This blog post was written by Student Advisory Council member, David Gonzalez.
March 6th through the 12th marks National Consumer Protection Week this year. The Federal Trade Commission (FTC) uses this week to bring heightened awareness to your rights as a consumer and to provide you with valuable information on how you can avoid fraudulent schemes. As technology has taken a stronger hold on our everyday lives, whether it’s paying a bill or shopping for clothes, now more than ever, it is important to keep yourself safe online.
Falling victim to fraud is an incredibly devastating experience regardless of how serious the situation appears to be. Luckily, there are steps you can take to control the situation. For more information about this, please consider reading our article about scam recovery, as well the FTC webpage.
For now, here are some tips on how you can protect yourself.
A phishing scam is one in which scammers send an email or message that seems to originate from a legitimate source, like a bank, a government agency, or a social media company. They often lack name-specific greetings and usually have a backstory about why they need you to provide them with more information—typically financial or account information. Using the information you provided, the scammers will then manipulate your online accounts or start new ones under your identity. The best way to respond to these is by not responding at all. Without clicking on any link, be sure to research the contact information and access the organization’s real site to err on the side of caution when investigating the legitimacy of a message.

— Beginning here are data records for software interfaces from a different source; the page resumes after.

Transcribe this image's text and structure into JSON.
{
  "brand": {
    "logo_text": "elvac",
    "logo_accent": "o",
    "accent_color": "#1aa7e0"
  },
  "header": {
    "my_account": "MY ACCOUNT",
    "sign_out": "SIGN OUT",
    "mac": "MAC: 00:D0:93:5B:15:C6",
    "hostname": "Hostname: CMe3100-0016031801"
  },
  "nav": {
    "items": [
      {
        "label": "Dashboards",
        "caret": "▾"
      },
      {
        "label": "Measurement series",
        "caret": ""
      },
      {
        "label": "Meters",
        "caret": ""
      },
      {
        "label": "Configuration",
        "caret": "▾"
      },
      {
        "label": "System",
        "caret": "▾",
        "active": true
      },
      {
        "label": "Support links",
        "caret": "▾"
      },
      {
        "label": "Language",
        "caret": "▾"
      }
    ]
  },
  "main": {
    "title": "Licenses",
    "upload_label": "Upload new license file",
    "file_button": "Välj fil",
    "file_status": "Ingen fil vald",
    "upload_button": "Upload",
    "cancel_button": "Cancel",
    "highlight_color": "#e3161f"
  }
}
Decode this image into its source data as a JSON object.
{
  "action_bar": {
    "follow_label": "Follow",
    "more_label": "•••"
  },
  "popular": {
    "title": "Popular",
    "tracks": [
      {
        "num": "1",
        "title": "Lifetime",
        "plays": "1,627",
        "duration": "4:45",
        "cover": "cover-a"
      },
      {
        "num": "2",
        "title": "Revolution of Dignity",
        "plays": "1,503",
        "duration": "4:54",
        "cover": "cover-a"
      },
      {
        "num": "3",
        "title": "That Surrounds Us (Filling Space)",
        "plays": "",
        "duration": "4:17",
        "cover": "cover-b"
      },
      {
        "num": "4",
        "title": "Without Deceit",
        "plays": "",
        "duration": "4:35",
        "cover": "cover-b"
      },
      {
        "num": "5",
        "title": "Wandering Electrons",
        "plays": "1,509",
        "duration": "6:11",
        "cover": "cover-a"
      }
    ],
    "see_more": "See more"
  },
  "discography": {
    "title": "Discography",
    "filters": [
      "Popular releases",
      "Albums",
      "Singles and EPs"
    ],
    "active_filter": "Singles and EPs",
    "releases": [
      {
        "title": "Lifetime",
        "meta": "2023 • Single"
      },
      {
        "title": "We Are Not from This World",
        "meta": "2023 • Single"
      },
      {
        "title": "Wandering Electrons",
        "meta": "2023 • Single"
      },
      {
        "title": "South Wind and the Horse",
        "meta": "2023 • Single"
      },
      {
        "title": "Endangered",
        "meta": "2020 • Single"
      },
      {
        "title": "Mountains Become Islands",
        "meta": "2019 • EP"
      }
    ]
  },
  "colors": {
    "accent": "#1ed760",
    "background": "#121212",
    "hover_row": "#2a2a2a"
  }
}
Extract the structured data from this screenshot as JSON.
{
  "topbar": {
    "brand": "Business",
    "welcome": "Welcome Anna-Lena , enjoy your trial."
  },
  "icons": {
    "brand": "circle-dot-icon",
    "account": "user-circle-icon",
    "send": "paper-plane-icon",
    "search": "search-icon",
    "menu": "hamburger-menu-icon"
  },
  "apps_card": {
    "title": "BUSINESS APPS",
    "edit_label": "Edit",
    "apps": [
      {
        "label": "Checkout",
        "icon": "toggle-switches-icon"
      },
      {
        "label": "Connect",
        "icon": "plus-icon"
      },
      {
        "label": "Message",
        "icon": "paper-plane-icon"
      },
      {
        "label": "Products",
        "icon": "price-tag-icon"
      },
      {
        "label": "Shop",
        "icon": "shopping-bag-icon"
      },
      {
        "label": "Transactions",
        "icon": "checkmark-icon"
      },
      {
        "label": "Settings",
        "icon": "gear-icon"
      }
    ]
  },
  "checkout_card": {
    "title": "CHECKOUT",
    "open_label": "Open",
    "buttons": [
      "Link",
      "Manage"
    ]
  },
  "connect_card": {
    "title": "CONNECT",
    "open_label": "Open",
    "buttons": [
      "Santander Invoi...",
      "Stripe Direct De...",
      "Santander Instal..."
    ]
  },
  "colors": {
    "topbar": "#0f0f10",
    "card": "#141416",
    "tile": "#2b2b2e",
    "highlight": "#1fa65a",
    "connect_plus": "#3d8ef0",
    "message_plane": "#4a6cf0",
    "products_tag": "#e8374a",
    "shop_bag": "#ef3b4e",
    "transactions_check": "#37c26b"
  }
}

If you are a victim of a phishing scam, please report your case to IdentityTheft.gov. And, here are some tips from the FTC on recognizing and avoiding phishing scams.
Cryptocurrencies are extremely popular forms of payment today, especially for young adults. However, using them comes with a large set of risks that are important to consider. Because of their decentralized nature, if you pay someone in a cryptocurrency, it is almost impossible to get your money back. As a rule of thumb, be wary of venders that require payment in cryptocurrency; they may be fraudulent.
Many of these scammers get money out of their victims by guaranteeing profits, blackmailing them, or sending messages to people from hacked accounts. If you encounter these scams, notify the FTC (and the FBI in the case of blackmail).
For more information about cryptocurrency scams, visit this FTC webpage.
To keep your usernames and passwords safe, consider downloading a password manager. These can generate complex and unique passwords for all your online accounts, providing you access to them in a single central database. There’s no need for a top-tier memory. You’ll only need one strong password for the password manager itself.
All members of the Harvard community have access to a LastPass Personal Premium membership, which is a good option for a password manager.
Now that your password is strong and safely stored, consider enabling Two-Factor Authentication—often referred to as 2FA. Most web services provide this feature, allowing you to create an additional layer of protection on top of your typical account details (i.e., username and password). Two-Factor Authentications comes in various formats including, but not limited to, answering a question about your personal life or identity, email or SMS one-time passwords, authenticator applications, or a physical electronic key that is inserted into the device at hand. The purpose here is to show that you have an additional way of verifying that it is you—and not someone else—that is trying to gain access to your account.
Having an entire market available to you online is an incredible advantage and convenience. But knowing how to safely navigate through it will dictate the quality of your experience. With a few simple steps, you can minimize your vulnerability as an online consumer. Stay safe!
*You can find a list of webinars on various consumer protection topics on the FTC’s website.